Component data from apps and pages:
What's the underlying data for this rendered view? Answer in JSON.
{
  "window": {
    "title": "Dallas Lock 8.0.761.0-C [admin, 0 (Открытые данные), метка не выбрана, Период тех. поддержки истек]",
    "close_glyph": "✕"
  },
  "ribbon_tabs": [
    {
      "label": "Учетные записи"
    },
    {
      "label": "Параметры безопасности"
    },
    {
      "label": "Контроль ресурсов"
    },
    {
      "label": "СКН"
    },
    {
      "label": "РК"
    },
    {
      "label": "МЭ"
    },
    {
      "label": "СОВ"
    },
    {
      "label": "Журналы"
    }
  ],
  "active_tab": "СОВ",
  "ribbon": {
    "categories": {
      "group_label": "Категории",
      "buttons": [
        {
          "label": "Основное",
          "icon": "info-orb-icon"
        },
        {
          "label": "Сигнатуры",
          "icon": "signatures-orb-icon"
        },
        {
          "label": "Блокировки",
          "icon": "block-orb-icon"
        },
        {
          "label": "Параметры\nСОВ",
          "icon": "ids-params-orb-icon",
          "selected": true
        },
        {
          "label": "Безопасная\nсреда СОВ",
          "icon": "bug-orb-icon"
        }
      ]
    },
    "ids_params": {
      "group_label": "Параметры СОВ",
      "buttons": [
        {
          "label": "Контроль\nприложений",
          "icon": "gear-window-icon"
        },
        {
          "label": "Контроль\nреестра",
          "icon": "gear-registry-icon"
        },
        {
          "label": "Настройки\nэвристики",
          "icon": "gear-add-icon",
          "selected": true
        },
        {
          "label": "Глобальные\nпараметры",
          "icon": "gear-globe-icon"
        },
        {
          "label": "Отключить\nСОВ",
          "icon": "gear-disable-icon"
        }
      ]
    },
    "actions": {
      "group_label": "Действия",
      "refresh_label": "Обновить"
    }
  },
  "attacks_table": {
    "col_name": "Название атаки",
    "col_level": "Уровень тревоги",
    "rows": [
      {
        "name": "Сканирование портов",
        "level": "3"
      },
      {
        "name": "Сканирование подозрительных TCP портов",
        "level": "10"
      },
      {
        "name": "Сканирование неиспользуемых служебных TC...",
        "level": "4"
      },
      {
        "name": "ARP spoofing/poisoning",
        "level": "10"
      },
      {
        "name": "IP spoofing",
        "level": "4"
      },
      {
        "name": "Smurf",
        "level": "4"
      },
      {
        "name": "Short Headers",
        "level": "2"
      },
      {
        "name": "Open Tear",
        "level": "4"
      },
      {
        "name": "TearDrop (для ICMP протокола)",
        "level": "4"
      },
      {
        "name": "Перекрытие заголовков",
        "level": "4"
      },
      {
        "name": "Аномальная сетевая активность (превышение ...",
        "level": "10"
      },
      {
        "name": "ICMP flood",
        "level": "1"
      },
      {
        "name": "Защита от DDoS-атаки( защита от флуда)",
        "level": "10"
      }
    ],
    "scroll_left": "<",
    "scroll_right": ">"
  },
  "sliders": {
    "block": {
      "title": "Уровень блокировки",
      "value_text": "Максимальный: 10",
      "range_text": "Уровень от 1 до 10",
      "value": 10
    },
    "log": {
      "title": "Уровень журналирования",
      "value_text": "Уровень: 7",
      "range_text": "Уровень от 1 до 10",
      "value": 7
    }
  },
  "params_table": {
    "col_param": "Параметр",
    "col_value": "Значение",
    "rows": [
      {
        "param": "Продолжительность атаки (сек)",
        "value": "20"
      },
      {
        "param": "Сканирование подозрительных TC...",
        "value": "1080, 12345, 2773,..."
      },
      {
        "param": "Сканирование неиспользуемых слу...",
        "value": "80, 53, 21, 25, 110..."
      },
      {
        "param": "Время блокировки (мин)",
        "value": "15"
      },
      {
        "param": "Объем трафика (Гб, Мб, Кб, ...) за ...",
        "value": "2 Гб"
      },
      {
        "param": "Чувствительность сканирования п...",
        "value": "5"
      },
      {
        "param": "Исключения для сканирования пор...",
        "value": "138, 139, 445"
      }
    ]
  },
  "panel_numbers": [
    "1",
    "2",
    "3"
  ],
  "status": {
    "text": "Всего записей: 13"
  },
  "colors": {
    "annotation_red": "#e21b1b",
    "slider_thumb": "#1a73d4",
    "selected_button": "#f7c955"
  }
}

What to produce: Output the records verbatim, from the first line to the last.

Your solution:
What's the underlying data for this rendered view? Answer in JSON.
{
  "window": {
    "title": "Dallas Lock 8.0.761.0-C [admin, 0 (Открытые данные), метка не выбрана, Период тех. поддержки истек]",
    "close_glyph": "✕"
  },
  "ribbon_tabs": [
    {
      "label": "Учетные записи"
    },
    {
      "label": "Параметры безопасности"
    },
    {
      "label": "Контроль ресурсов"
    },
    {
      "label": "СКН"
    },
    {
      "label": "РК"
    },
    {
      "label": "МЭ"
    },
    {
      "label": "СОВ"
    },
    {
      "label": "Журналы"
    }
  ],
  "active_tab": "СОВ",
  "ribbon": {
    "categories": {
      "group_label": "Категории",
      "buttons": [
        {
          "label": "Основное",
          "icon": "info-orb-icon"
        },
        {
          "label": "Сигнатуры",
          "icon": "signatures-orb-icon"
        },
        {
          "label": "Блокировки",
          "icon": "block-orb-icon"
        },
        {
          "label": "Параметры\nСОВ",
          "icon": "ids-params-orb-icon",
          "selected": true
        },
        {
          "label": "Безопасная\nсреда СОВ",
          "icon": "bug-orb-icon"
        }
      ]
    },
    "ids_params": {
      "group_label": "Параметры СОВ",
      "buttons": [
        {
          "label": "Контроль\nприложений",
          "icon": "gear-window-icon"
        },
        {
          "label": "Контроль\nреестра",
          "icon": "gear-registry-icon"
        },
        {
          "label": "Настройки\nэвристики",
          "icon": "gear-add-icon",
          "selected": true
        },
        {
          "label": "Глобальные\nпараметры",
          "icon": "gear-globe-icon"
        },
        {
          "label": "Отключить\nСОВ",
          "icon": "gear-disable-icon"
        }
      ]
    },
    "actions": {
      "group_label": "Действия",
      "refresh_label": "Обновить"
    }
  },
  "attacks_table": {
    "col_name": "Название атаки",
    "col_level": "Уровень тревоги",
    "rows": [
      {
        "name": "Сканирование портов",
        "level": "3"
      },
      {
        "name": "Сканирование подозрительных TCP портов",
        "level": "10"
      },
      {
        "name": "Сканирование неиспользуемых служебных TC...",
        "level": "4"
      },
      {
        "name": "ARP spoofing/poisoning",
        "level": "10"
      },
      {
        "name": "IP spoofing",
        "level": "4"
      },
      {
        "name": "Smurf",
        "level": "4"
      },
      {
        "name": "Short Headers",
        "level": "2"
      },
      {
        "name": "Open Tear",
        "level": "4"
      },
      {
        "name": "TearDrop (для ICMP протокола)",
        "level": "4"
      },
      {
        "name": "Перекрытие заголовков",
        "level": "4"
      },
      {
        "name": "Аномальная сетевая активность (превышение ...",
        "level": "10"
      },
      {
        "name": "ICMP flood",
        "level": "1"
      },
      {
        "name": "Защита от DDoS-атаки( защита от флуда)",
        "level": "10"
      }
    ],
    "scroll_left": "<",
    "scroll_right": ">"
  },
  "sliders": {
    "block": {
      "title": "Уровень блокировки",
      "value_text": "Максимальный: 10",
      "range_text": "Уровень от 1 до 10",
      "value": 10
    },
    "log": {
      "title": "Уровень журналирования",
      "value_text": "Уровень: 7",
      "range_text": "Уровень от 1 до 10",
      "value": 7
    }
  },
  "params_table": {
    "col_param": "Параметр",
    "col_value": "Значение",
    "rows": [
      {
        "param": "Продолжительность атаки (сек)",
        "value": "20"
      },
      {
        "param": "Сканирование подозрительных TC...",
        "value": "1080, 12345, 2773,..."
      },
      {
        "param": "Сканирование неиспользуемых слу...",
        "value": "80, 53, 21, 25, 110..."
      },
      {
        "param": "Время блокировки (мин)",
        "value": "15"
      },
      {
        "param": "Объем трафика (Гб, Мб, Кб, ...) за ...",
        "value": "2 Гб"
      },
      {
        "param": "Чувствительность сканирования п...",
        "value": "5"
      },
      {
        "param": "Исключения для сканирования пор...",
        "value": "138, 139, 445"
      }
    ]
  },
  "panel_numbers": [
    "1",
    "2",
    "3"
  ],
  "status": {
    "text": "Всего записей: 13"
  },
  "colors": {
    "annotation_red": "#e21b1b",
    "slider_thumb": "#1a73d4",
    "selected_button": "#f7c955"
  }
}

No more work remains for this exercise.